An unconscionable contract, on the other hand, may not be illegal in terms of the subject matter but is unenforceable because of the circumstances in which the contract was entered into by the parties involved. For example, a contract that would otherwise be perfectly legal may be deemed unconscionable based on the manner in which one party obtained the other party’s signature.
What is an Unconscionable Contract Remedy?
There are several different possible remedies for unconscionable contracts. If a court determines a contract is unconscionable, the court may do one of three things:
- Void the contract;
- Void part of the contract; or
- Modify the contract.
The court may void the entire contract and treat it as though it never existed. All parties to the contract would be required to discharge their performance and repay any money or other benefits that were given to them in preparation for the contract.
The court may also void part of the contract but not the entire contract. In this case, the court would void the unconscionable terms of the contract and keep the remaining terms of the contract in place so long as they are still fair and conscionable.
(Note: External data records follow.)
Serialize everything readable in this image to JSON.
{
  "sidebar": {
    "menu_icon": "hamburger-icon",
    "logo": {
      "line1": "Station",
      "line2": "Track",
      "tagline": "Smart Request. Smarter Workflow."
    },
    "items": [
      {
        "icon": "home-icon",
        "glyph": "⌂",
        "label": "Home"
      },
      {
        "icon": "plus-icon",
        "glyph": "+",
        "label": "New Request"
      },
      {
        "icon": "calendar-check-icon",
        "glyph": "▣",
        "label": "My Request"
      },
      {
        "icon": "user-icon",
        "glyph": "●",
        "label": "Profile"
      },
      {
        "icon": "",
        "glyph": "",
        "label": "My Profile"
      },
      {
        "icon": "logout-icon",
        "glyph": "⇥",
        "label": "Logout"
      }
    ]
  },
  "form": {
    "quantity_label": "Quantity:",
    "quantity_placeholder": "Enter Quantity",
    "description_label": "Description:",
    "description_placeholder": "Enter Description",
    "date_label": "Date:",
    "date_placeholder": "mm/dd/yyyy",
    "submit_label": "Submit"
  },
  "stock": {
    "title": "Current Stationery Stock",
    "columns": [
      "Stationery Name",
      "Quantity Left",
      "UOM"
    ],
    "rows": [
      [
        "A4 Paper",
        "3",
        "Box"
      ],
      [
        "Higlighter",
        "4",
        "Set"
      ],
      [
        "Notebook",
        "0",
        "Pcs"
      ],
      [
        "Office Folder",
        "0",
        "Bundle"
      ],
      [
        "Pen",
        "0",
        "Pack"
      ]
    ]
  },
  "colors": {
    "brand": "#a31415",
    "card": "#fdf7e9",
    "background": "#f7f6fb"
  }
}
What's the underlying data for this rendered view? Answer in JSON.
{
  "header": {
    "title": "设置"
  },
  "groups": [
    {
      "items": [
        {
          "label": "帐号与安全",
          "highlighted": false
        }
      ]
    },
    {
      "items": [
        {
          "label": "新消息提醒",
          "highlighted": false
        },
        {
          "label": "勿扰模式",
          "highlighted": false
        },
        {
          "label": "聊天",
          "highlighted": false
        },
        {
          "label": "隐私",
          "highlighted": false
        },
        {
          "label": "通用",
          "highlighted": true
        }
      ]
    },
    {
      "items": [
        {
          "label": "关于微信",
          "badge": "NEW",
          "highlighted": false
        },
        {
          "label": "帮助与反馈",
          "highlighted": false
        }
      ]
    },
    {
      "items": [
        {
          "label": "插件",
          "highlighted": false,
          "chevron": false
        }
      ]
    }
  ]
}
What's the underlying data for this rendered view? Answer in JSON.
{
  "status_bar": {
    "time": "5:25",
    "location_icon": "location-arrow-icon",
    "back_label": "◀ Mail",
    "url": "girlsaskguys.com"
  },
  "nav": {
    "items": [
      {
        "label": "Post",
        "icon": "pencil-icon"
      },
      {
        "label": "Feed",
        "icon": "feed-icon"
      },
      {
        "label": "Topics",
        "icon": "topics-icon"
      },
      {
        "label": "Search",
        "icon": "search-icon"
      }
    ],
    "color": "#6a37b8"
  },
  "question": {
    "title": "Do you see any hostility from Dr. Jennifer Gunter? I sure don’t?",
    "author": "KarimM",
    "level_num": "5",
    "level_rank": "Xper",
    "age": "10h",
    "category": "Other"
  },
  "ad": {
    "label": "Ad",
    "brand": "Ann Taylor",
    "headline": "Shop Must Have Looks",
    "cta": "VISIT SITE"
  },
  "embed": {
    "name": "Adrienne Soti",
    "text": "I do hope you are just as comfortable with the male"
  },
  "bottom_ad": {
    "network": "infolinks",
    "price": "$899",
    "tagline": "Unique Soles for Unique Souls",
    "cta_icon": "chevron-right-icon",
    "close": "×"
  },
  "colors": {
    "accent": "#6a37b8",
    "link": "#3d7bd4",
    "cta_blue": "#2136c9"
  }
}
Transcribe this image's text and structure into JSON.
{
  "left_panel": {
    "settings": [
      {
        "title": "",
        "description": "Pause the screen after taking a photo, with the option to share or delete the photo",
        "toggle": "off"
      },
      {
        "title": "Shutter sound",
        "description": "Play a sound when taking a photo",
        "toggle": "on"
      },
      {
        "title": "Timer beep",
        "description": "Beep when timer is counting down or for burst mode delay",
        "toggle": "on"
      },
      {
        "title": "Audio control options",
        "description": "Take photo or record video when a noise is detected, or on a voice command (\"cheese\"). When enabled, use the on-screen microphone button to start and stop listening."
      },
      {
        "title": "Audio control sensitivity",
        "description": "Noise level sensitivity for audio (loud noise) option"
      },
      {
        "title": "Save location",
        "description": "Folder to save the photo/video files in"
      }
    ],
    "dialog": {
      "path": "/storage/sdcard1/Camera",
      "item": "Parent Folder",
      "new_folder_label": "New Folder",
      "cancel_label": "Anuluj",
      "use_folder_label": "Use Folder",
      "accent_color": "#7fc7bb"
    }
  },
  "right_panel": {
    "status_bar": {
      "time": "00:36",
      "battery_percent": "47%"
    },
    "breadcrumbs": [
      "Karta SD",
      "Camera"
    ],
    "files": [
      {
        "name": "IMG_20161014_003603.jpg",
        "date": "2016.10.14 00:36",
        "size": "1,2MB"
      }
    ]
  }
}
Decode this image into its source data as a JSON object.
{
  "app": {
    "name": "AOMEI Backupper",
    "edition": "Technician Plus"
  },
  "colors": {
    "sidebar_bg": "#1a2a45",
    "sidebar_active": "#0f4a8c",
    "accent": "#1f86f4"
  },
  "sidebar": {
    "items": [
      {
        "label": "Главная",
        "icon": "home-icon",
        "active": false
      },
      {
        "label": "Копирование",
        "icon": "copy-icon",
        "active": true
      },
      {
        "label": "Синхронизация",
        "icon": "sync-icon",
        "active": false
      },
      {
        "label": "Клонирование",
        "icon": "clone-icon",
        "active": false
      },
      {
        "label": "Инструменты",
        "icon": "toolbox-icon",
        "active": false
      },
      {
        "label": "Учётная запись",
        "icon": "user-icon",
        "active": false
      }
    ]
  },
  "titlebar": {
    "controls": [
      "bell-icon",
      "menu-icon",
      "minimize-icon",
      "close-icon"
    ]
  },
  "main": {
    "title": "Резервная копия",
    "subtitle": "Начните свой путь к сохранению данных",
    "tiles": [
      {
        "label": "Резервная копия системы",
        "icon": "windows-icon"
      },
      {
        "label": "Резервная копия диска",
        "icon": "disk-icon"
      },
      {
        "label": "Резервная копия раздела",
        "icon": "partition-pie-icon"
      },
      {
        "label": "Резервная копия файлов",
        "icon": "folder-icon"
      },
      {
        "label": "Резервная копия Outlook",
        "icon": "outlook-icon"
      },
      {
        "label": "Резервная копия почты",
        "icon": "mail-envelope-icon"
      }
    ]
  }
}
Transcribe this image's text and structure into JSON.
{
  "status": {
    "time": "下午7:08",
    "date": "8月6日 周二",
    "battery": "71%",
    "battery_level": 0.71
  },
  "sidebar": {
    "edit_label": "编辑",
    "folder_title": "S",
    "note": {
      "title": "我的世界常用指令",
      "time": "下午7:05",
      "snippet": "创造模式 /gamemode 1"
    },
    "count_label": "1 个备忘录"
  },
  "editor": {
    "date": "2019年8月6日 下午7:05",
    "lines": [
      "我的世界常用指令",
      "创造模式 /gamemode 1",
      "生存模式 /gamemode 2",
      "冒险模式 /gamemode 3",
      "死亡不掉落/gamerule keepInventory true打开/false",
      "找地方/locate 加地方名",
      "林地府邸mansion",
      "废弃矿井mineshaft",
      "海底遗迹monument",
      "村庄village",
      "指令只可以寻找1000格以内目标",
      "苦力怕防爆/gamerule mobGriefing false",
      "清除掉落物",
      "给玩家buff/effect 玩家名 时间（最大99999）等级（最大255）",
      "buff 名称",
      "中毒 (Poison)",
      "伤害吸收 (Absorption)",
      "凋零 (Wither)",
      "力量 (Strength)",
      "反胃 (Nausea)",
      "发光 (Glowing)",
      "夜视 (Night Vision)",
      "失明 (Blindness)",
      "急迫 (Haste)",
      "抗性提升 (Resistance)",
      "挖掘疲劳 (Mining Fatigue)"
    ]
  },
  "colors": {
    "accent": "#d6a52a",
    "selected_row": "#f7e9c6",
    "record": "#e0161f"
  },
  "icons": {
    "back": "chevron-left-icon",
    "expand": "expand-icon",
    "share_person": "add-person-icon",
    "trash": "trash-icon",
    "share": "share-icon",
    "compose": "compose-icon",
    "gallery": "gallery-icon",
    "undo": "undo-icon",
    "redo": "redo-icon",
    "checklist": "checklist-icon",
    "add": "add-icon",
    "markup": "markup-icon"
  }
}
The court may choose to uphold the entire contract but modify the terms of the contract that are unconscionable. This option allows the court to avoid an unconscionable result without being required to create an entirely new contract.
It is important to avoid entering into an unconscionable contract if possible. There are some steps individuals can take in order to avoid this issue, including:
- Read the entire contract carefully. Most abusive contracts are entered into because one party did not fully understand all of the contract terms;
- Have an attorney review the contract to ensure that the terms are not illegal or abusive;
- If an individual is unsure or unsatisfied with any contract provisions, be sure to bring this up during negotiations and attempt to reach a more satisfactory agreement;
- Do not sign any contract if the other party cannot explain the terms clearly; and
- Do research to learn about the business or person that the individual is dealing with. This is especially important if the individual is taking over duties for previously existing business dealings.
It is important to be aware that contract laws vary greatly from jurisdiction to jurisdiction. An attorney can provide advice regarding local contract laws.
Do I Need a Lawyer If I Have a Dispute Involving an Unconscionable Contract?
Yes, it is essential to have the assistance of an experienced contract lawyer if you have a dispute involving an unconscionable contract. An unconscionable contract can present many legal difficulties.
An attorney can review your specific contract to determine if there are portions of the contract that are unconscionable or if the entire contract is unconscionable. Your attorney can also represent you during any court proceedings if it becomes necessary to file a lawsuit.